### Exercise directions
What is the number of lines below that contain the string "icon"? Give it and nothing else.
BEGIN
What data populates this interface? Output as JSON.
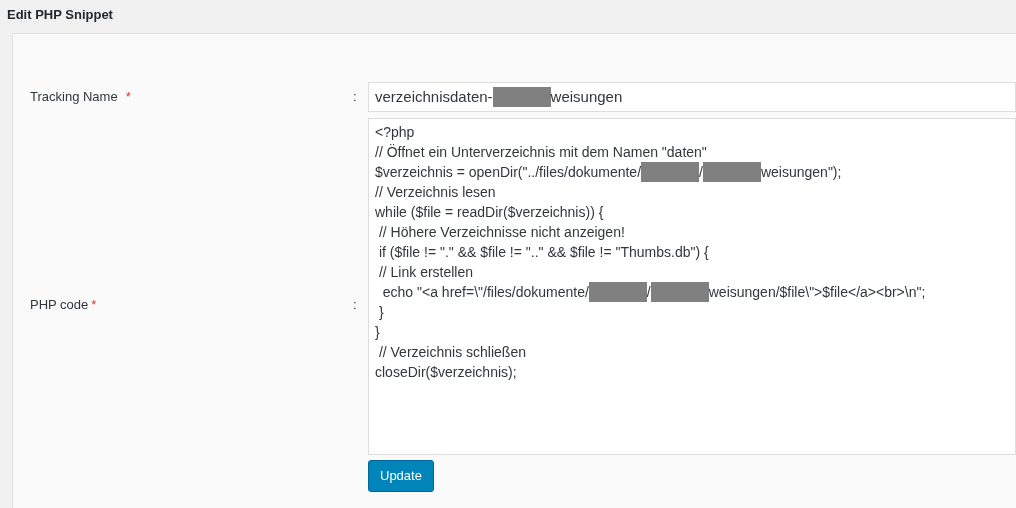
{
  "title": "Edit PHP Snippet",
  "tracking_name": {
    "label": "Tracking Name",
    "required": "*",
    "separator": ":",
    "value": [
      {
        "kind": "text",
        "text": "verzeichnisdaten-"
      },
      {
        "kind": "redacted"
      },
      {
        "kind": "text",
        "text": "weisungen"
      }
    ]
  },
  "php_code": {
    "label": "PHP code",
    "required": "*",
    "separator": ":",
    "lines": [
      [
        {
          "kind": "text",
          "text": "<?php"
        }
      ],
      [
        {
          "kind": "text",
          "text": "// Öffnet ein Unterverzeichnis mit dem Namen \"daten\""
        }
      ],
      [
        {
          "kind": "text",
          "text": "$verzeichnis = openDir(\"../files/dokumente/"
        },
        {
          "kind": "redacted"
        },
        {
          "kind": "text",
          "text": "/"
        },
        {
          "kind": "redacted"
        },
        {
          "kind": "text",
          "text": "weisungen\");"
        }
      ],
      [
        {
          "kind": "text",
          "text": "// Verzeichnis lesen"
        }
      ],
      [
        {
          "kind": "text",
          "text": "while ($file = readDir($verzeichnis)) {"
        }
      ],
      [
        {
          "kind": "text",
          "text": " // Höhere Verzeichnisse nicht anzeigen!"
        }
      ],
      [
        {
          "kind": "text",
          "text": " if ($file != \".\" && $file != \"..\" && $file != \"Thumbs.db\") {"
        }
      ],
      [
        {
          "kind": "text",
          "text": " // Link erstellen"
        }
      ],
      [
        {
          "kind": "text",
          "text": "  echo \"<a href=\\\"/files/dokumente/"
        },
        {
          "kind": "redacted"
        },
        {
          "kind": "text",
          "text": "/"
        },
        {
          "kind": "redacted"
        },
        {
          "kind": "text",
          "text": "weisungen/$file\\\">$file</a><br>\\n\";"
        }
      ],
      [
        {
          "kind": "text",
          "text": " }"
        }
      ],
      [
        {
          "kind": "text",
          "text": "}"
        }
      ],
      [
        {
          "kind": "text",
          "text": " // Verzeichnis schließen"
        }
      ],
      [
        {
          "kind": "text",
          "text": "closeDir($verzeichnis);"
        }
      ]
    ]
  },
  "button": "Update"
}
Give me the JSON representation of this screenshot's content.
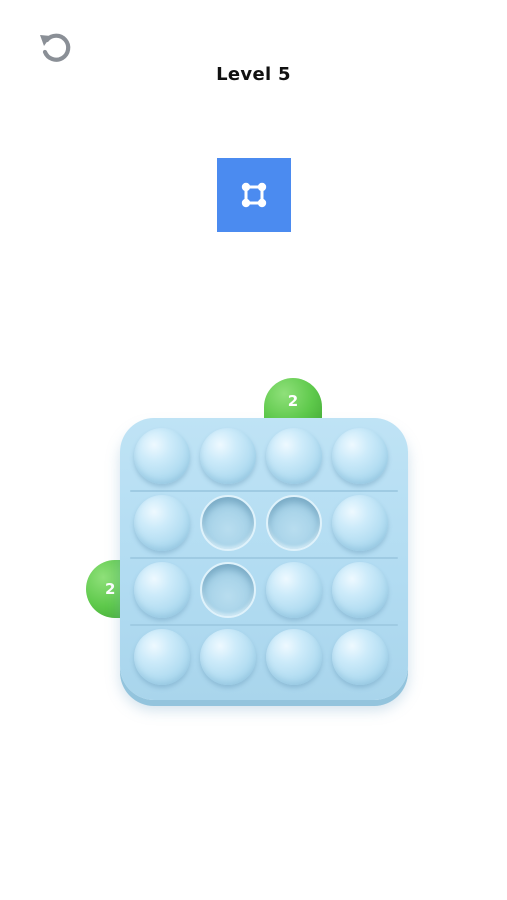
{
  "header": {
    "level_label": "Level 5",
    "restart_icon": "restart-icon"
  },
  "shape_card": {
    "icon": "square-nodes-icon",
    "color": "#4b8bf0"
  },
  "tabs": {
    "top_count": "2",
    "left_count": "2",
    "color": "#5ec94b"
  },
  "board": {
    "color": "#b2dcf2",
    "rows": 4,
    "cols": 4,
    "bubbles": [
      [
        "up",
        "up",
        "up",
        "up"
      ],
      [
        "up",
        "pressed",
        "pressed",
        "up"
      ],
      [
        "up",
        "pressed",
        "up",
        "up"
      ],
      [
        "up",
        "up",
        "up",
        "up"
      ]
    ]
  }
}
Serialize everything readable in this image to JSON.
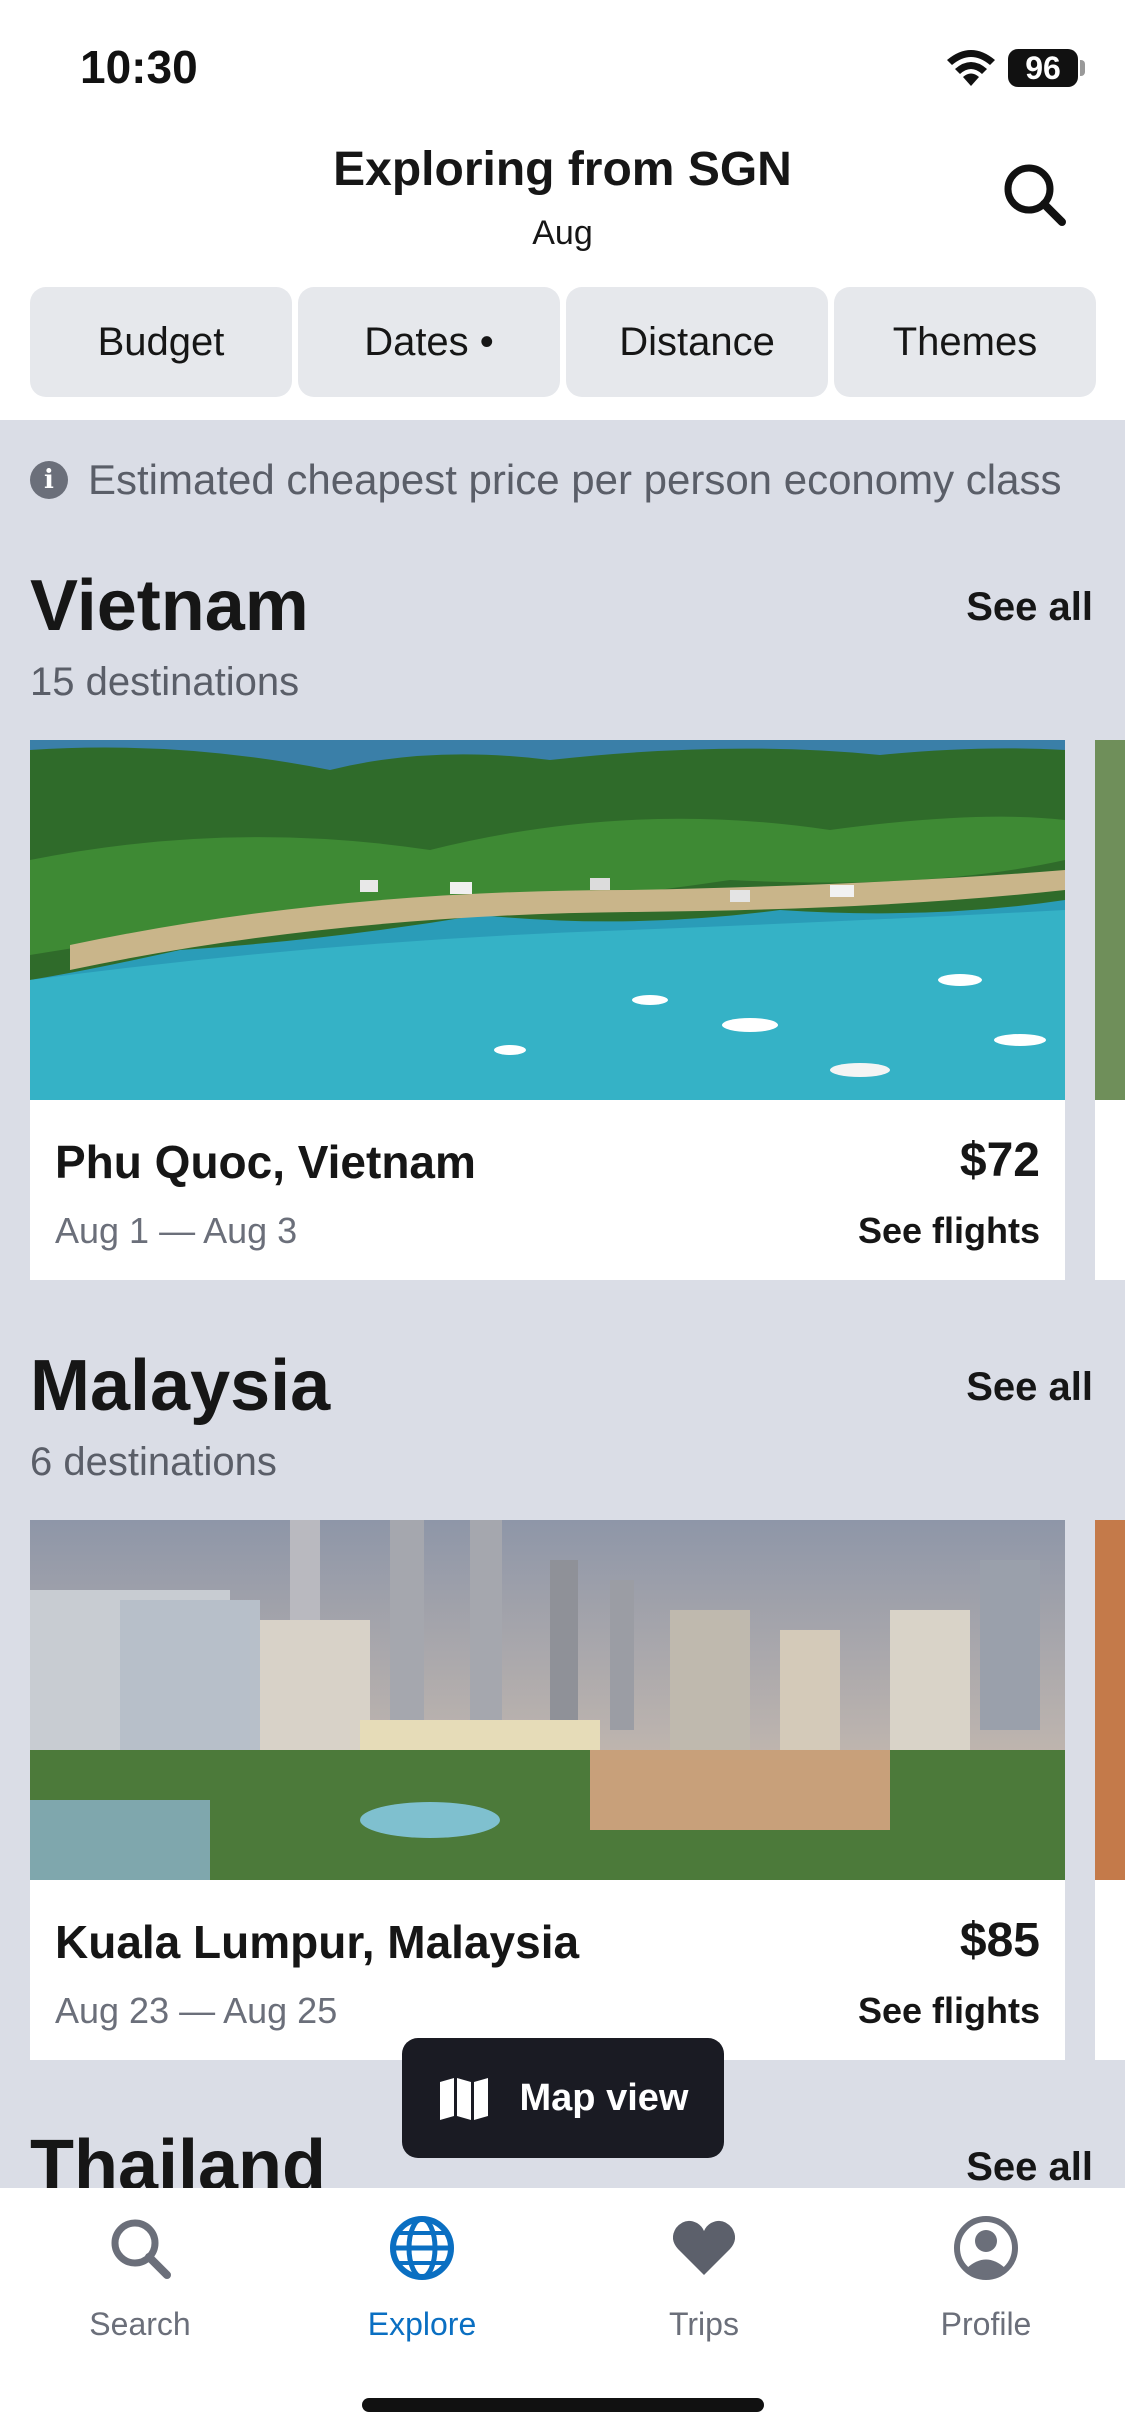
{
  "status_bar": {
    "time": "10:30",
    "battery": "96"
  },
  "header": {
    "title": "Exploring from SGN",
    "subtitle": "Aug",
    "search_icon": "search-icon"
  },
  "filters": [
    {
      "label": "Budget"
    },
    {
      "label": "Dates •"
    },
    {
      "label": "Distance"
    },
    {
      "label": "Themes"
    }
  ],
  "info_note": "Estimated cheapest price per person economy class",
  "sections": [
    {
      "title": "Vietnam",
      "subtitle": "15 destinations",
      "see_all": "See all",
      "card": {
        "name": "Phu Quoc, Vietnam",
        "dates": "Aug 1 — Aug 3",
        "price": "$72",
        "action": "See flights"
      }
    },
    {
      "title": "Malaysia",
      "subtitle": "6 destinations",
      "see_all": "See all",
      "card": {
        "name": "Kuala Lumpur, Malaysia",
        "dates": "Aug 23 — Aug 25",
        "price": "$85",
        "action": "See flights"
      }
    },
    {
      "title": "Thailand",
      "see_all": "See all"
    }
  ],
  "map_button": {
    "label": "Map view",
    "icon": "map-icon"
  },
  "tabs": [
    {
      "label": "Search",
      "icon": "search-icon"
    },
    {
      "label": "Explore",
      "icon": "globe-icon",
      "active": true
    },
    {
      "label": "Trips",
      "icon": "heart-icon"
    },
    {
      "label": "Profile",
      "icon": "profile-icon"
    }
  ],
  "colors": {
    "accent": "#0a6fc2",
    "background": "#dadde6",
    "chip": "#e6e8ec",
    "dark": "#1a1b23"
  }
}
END
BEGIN
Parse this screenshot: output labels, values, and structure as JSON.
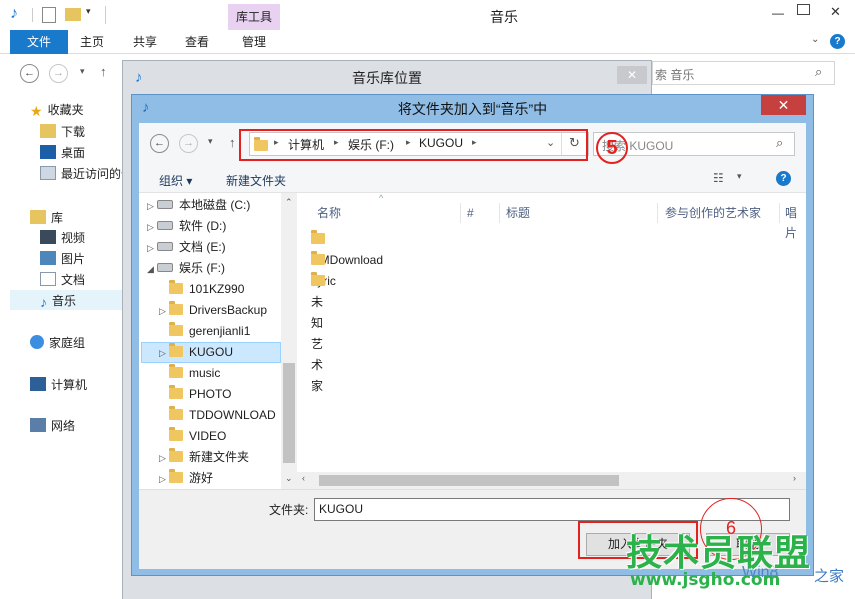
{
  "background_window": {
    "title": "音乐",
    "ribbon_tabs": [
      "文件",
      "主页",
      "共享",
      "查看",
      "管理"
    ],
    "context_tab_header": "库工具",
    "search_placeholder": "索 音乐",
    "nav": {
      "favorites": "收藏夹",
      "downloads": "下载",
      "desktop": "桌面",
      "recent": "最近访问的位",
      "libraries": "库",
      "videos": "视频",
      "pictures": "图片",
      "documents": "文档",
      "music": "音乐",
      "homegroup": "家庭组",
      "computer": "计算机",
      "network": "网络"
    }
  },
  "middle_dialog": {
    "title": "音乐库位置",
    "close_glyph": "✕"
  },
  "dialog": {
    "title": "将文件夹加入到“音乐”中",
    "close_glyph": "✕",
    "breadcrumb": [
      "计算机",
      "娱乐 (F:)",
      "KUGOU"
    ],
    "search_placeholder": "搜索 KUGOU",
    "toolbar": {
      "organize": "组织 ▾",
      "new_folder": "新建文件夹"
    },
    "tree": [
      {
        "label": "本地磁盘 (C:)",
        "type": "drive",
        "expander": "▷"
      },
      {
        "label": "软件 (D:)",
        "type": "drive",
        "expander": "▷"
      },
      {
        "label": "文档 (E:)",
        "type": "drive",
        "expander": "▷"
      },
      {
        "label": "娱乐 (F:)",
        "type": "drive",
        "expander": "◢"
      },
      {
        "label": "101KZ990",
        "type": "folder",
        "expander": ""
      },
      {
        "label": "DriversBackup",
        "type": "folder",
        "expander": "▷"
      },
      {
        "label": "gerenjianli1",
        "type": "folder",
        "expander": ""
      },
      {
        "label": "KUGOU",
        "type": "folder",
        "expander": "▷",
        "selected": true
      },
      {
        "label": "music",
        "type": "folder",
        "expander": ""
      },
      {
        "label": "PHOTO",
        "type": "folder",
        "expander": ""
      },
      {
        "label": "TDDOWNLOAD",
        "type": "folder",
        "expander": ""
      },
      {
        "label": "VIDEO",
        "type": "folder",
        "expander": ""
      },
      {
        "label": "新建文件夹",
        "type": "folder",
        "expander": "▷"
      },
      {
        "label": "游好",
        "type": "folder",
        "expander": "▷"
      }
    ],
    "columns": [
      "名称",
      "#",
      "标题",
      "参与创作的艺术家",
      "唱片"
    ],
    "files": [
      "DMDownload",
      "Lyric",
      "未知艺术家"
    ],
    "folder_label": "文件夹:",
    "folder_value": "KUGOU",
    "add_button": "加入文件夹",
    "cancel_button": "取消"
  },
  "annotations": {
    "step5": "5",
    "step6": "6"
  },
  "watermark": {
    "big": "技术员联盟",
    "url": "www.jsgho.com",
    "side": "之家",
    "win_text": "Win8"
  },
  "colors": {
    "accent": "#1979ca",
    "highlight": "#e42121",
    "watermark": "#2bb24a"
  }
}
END
### Final answer
8